Joan genuinely hung the garlands in honor of the Virgin Mary, although hanging garlands from trees is not exactly orthodox Christian practice.
For whatever reason Joan refused to admit to having partaken of Fairy traditions.
Through the process of Identification, traditions once associated with a Fairy Queen or Goddess were now performed in honor of Our Lady of Domrémy. Whether local peasants in Joan’s time were aware of the history of the practice is unknown.
Joan’s power to heal was also considered by some as evidence of witchcraft. Her title, La Pucelle or “the Maid,” could be interpreted as having witchcraft significance. In some covens, Maid or Maiden is a title for a high-ranking individual.
Joan refused to say the Lord’s Prayer; years later this would be considered the equivalent of a confession of witchcraft. She was reputedly the friend or even lover of King Rene d’Anjou of Provence, who narrowly escaped charges of heresy himself.
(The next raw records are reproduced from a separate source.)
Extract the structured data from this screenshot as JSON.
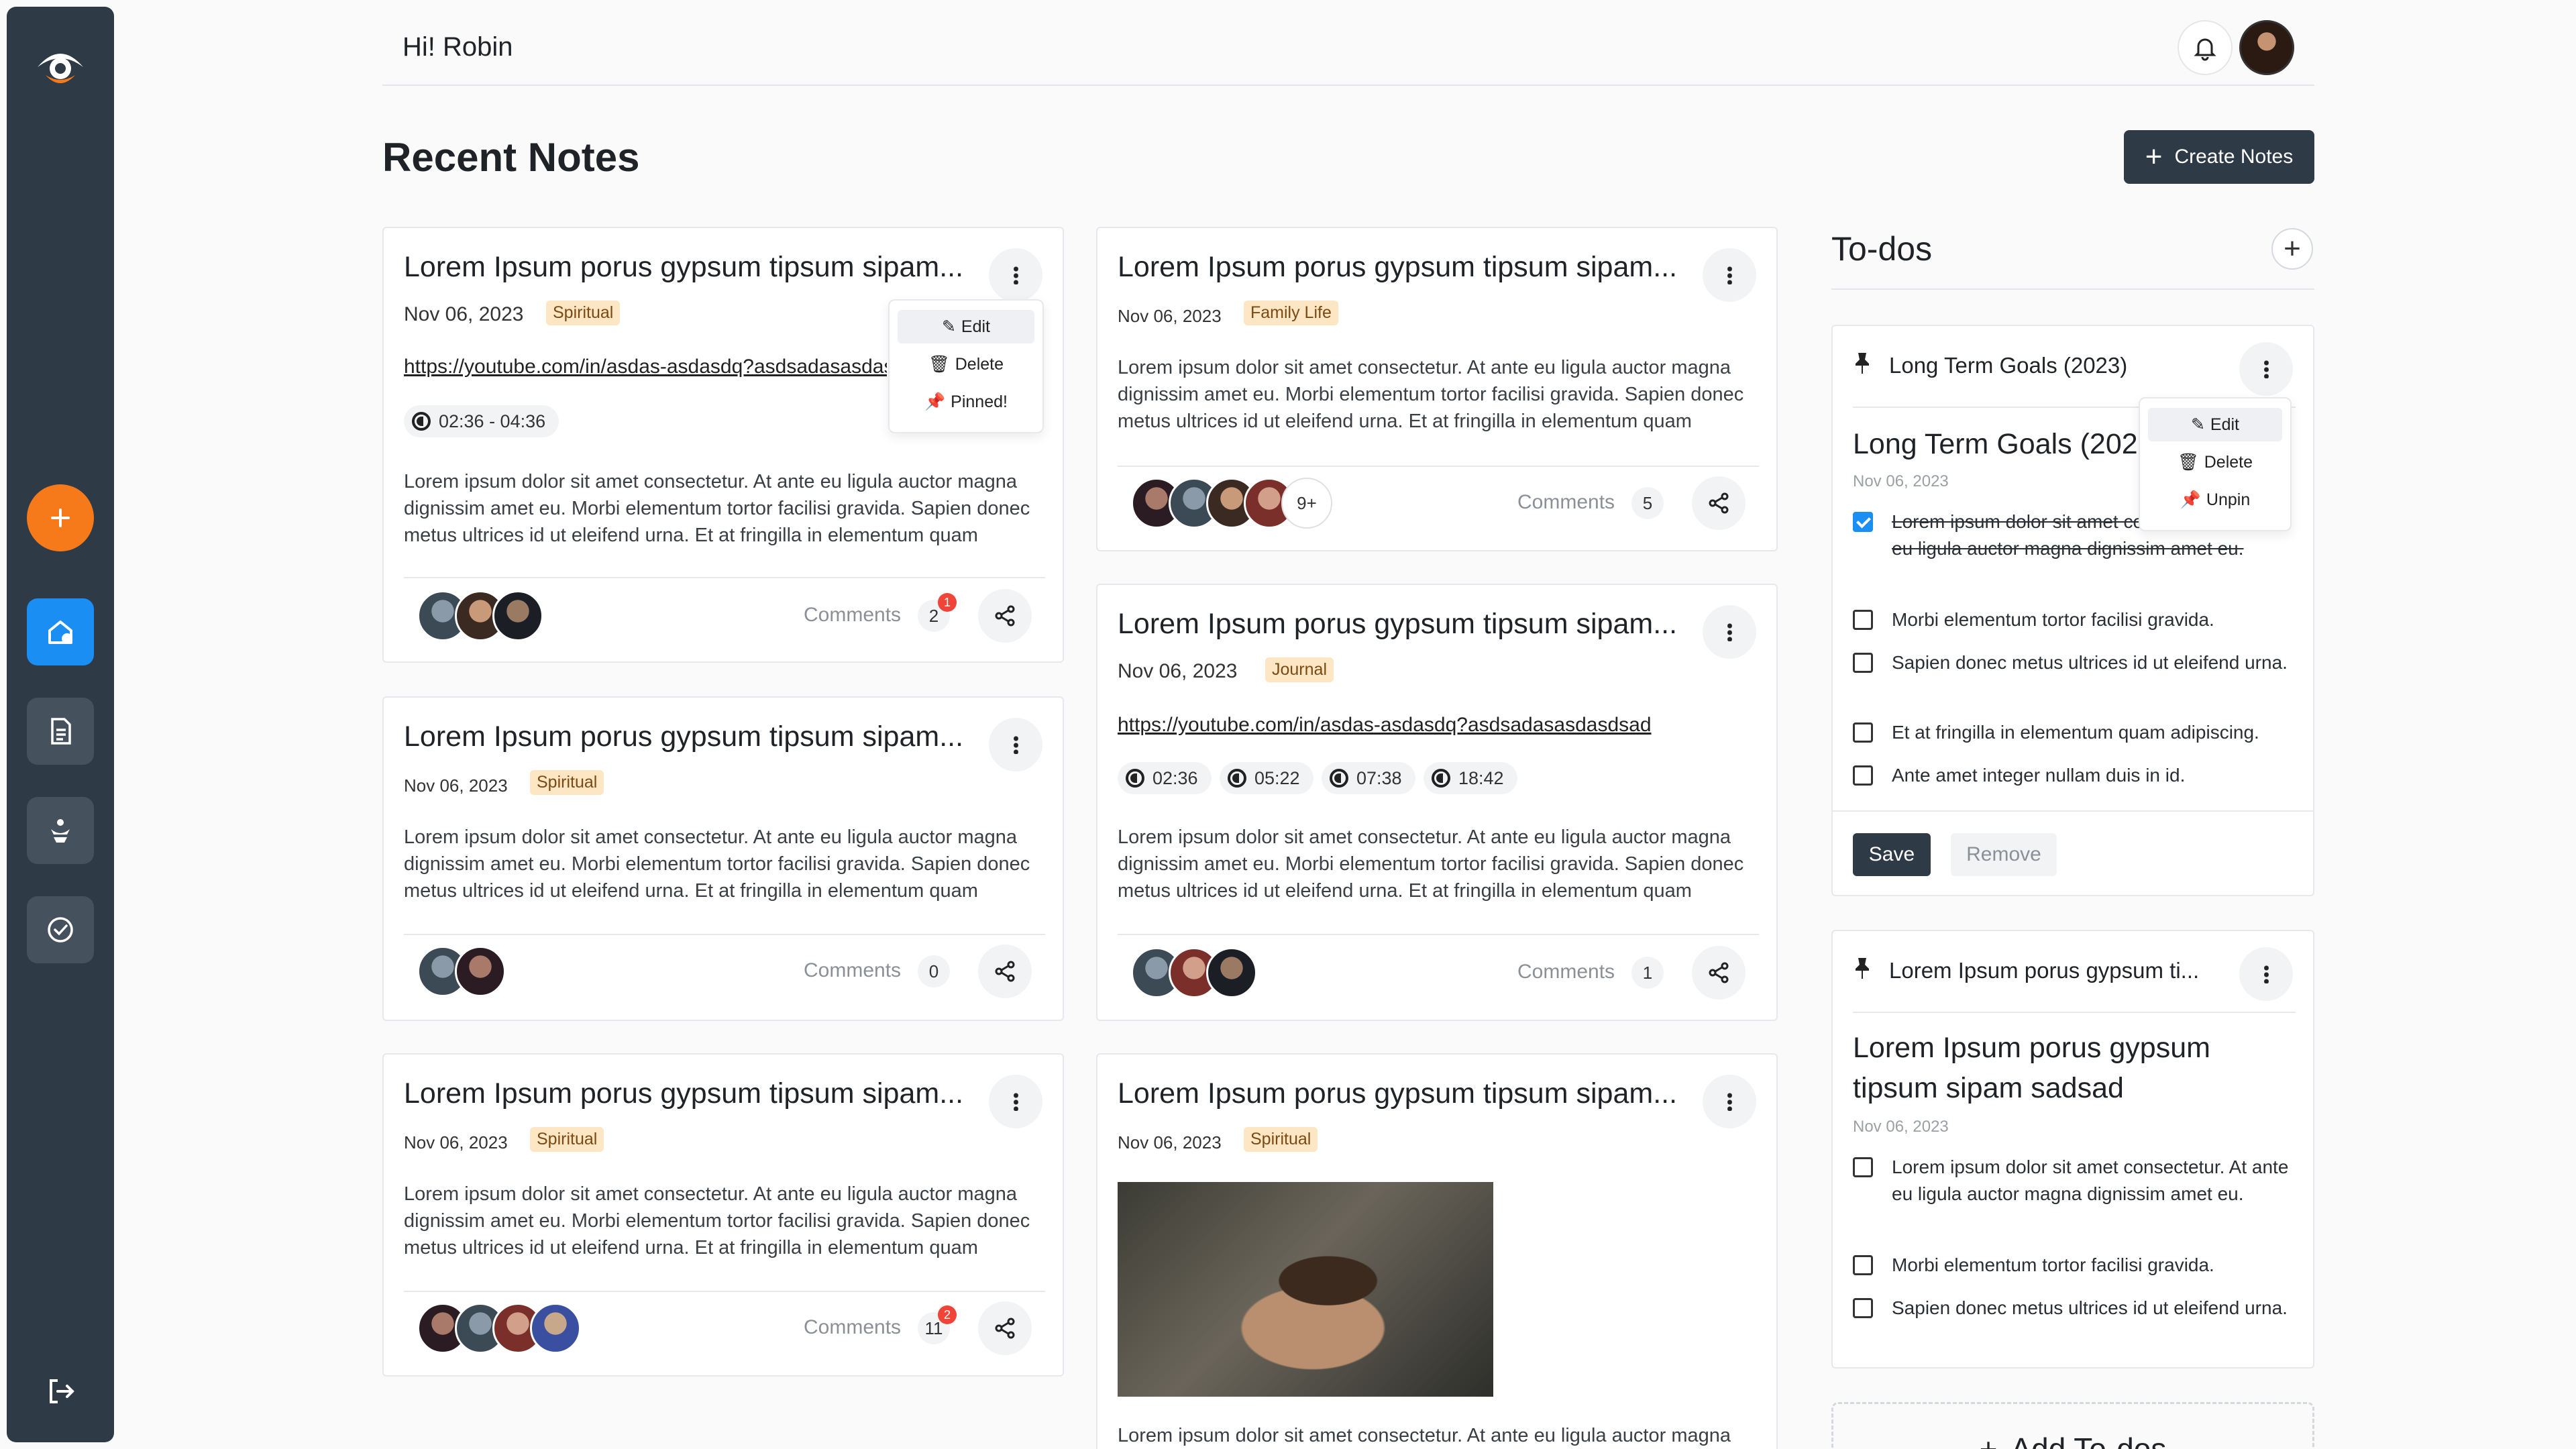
{
  "header": {
    "greeting": "Hi! Robin"
  },
  "page": {
    "title": "Recent Notes",
    "create_label": "Create Notes"
  },
  "sidebar": {
    "items": [
      {
        "icon": "add-icon"
      },
      {
        "icon": "home-icon",
        "active": true
      },
      {
        "icon": "notes-icon"
      },
      {
        "icon": "meditation-icon"
      },
      {
        "icon": "check-circle-icon"
      },
      {
        "icon": "logout-icon"
      }
    ]
  },
  "colors": {
    "sidebar": "#2f3a47",
    "accent_orange": "#f6791a",
    "accent_blue": "#1a8ef2",
    "tag_bg": "#fde6c4"
  },
  "notes": [
    {
      "title": "Lorem Ipsum porus gypsum tipsum sipam...",
      "date": "Nov 06, 2023",
      "tag": "Spiritual",
      "link": "https://youtube.com/in/asdas-asdasdq?asdsadasasdasdsad",
      "times": [
        "02:36 - 04:36"
      ],
      "body": "Lorem ipsum dolor sit amet consectetur. At ante eu ligula auctor magna dignissim amet eu. Morbi elementum tortor facilisi gravida. Sapien donec metus ultrices id ut eleifend urna. Et at fringilla in elementum quam adipiscing.",
      "comments_label": "Comments",
      "comments": "2",
      "badge": "1",
      "menu": [
        "Edit",
        "Delete",
        "Pinned!"
      ]
    },
    {
      "title": "Lorem Ipsum porus gypsum tipsum sipam...",
      "date": "Nov 06, 2023",
      "tag": "Family Life",
      "body": "Lorem ipsum dolor sit amet consectetur. At ante eu ligula auctor magna dignissim amet eu. Morbi elementum tortor facilisi gravida. Sapien donec metus ultrices id ut eleifend urna. Et at fringilla in elementum quam adipiscing.",
      "comments_label": "Comments",
      "comments": "5",
      "more": "9+"
    },
    {
      "title": "Lorem Ipsum porus gypsum tipsum sipam...",
      "date": "Nov 06, 2023",
      "tag": "Spiritual",
      "body": "Lorem ipsum dolor sit amet consectetur. At ante eu ligula auctor magna dignissim amet eu. Morbi elementum tortor facilisi gravida. Sapien donec metus ultrices id ut eleifend urna. Et at fringilla in elementum quam adipiscing.",
      "comments_label": "Comments",
      "comments": "0"
    },
    {
      "title": "Lorem Ipsum porus gypsum tipsum sipam...",
      "date": "Nov 06, 2023",
      "tag": "Journal",
      "link": "https://youtube.com/in/asdas-asdasdq?asdsadasasdasdsad",
      "times": [
        "02:36",
        "05:22",
        "07:38",
        "18:42"
      ],
      "body": "Lorem ipsum dolor sit amet consectetur. At ante eu ligula auctor magna dignissim amet eu. Morbi elementum tortor facilisi gravida. Sapien donec metus ultrices id ut eleifend urna. Et at fringilla in elementum quam adipiscing.",
      "comments_label": "Comments",
      "comments": "1"
    },
    {
      "title": "Lorem Ipsum porus gypsum tipsum sipam...",
      "date": "Nov 06, 2023",
      "tag": "Spiritual",
      "body": "Lorem ipsum dolor sit amet consectetur. At ante eu ligula auctor magna dignissim amet eu. Morbi elementum tortor facilisi gravida. Sapien donec metus ultrices id ut eleifend urna. Et at fringilla in elementum quam adipiscing.",
      "comments_label": "Comments",
      "comments": "11",
      "badge": "2"
    },
    {
      "title": "Lorem Ipsum porus gypsum tipsum sipam...",
      "date": "Nov 06, 2023",
      "tag": "Spiritual",
      "body": "Lorem ipsum dolor sit amet consectetur. At ante eu ligula auctor magna"
    }
  ],
  "todos": {
    "title": "To-dos",
    "add_label": "Add To-dos",
    "lists": [
      {
        "header": "Long Term Goals (2023)",
        "title": "Long Term Goals (2023)",
        "date": "Nov 06, 2023",
        "menu": [
          "Edit",
          "Delete",
          "Unpin"
        ],
        "items": [
          {
            "text": "Lorem ipsum dolor sit amet consectetur. At ante eu ligula auctor magna dignissim amet eu.",
            "done": true
          },
          {
            "text": "Morbi elementum tortor facilisi gravida.",
            "done": false
          },
          {
            "text": "Sapien donec metus ultrices id ut eleifend urna.",
            "done": false
          },
          {
            "text": "Et at fringilla in elementum quam adipiscing.",
            "done": false
          },
          {
            "text": "Ante amet integer nullam duis in id.",
            "done": false
          }
        ],
        "save_label": "Save",
        "remove_label": "Remove"
      },
      {
        "header": "Lorem Ipsum porus gypsum ti...",
        "title": "Lorem Ipsum porus gypsum tipsum sipam sadsad",
        "date": "Nov 06, 2023",
        "items": [
          {
            "text": "Lorem ipsum dolor sit amet consectetur. At ante eu ligula auctor magna dignissim amet eu.",
            "done": false
          },
          {
            "text": "Morbi elementum tortor facilisi gravida.",
            "done": false
          },
          {
            "text": "Sapien donec metus ultrices id ut eleifend urna.",
            "done": false
          }
        ]
      }
    ]
  }
}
Joan also chose Gilles de Rais to serve as her patron and protector. Nine years later, he too was charged with witchcraft and executed.
Joan was imprisoned in a dungeon for one year and one week, often chained to a wooden block with chains securing her neck, arms, and feet. At her formal ecclesiastical trial before 37 clerical judges, Joan faced 70 charges including being a witch, diviner, sorceress, false prophetess, conjurer, and invoker of evil spirits, in addition to various charges involving heresy. She was accused of being “given to the arts of magic.”
She represented herself and held her own with this powerful group of educated men. Most of the charges could not be substantiated and were dropped.
The Inquisitors continued with 12 charges, including the ability to see visions, heresy in refusing to submit to the authority of the Church, her insistence that she was responsible only to God and not the Church, and the one for which she was finally convicted and condemned to death: wearing men’s clothing.
During the trial evidence favorable to Joan was deleted from the official record. The court scribe, Guillaume Mauchon, later claimed that when proceedings recorded in French were translated into Latin, the judges ordered him to change meanings and language.
On May 30, 1431, Joan was publicly burned at the stake. The authorities wished to destroy her mystique and prevent any rumors of lastminute supernatural rescue as had been circulating. When her clothes were burned off, the executioner was instructed to reduce the flames so that the crowd could see “all the secrets which can or should be in a woman.”
After her death, her remains were thrown in the river so that no sacred relics could be taken, although the crowd did collect ashes. According to tradition, a dove flew from her lips at the moment of her death. How one interprets this depends upon spiritual orientation. As a sign of the Holy Ghost? Or as a visible wandering double or fetch?
Joan became an unofficial saint immediately. Peasants set up shrines to her and carried votive images. Just as she had healed the sick while alive, Joan allegedly performed miracles of healing following her death. It took five hundred years of popular pressure, however, before Joan was eventually canonized on May 16, 1920.
Long before that though, she had been legally vindicated: in June 1456, Joan was declared a martyr in France; her oppressors were in turn described as heretics engaging in a political vendetta. One theory for her retrial is that after twenty years on the throne, Charles VII was annoyed by the rumors and innuendo that he had been placed there by a witch, and so he ordered a retrial.
Margaret Murray interpreted Joan of Arc’s title La Pucelle to indicate her position as Maiden of a coven. Murray postulated that Joan was a “divine victim” who served as a substitute for a royal victim. Gerald Gardner claimed that questions of heresy would have been very easy to prove without need of questions regarding Fairies and witchcraft.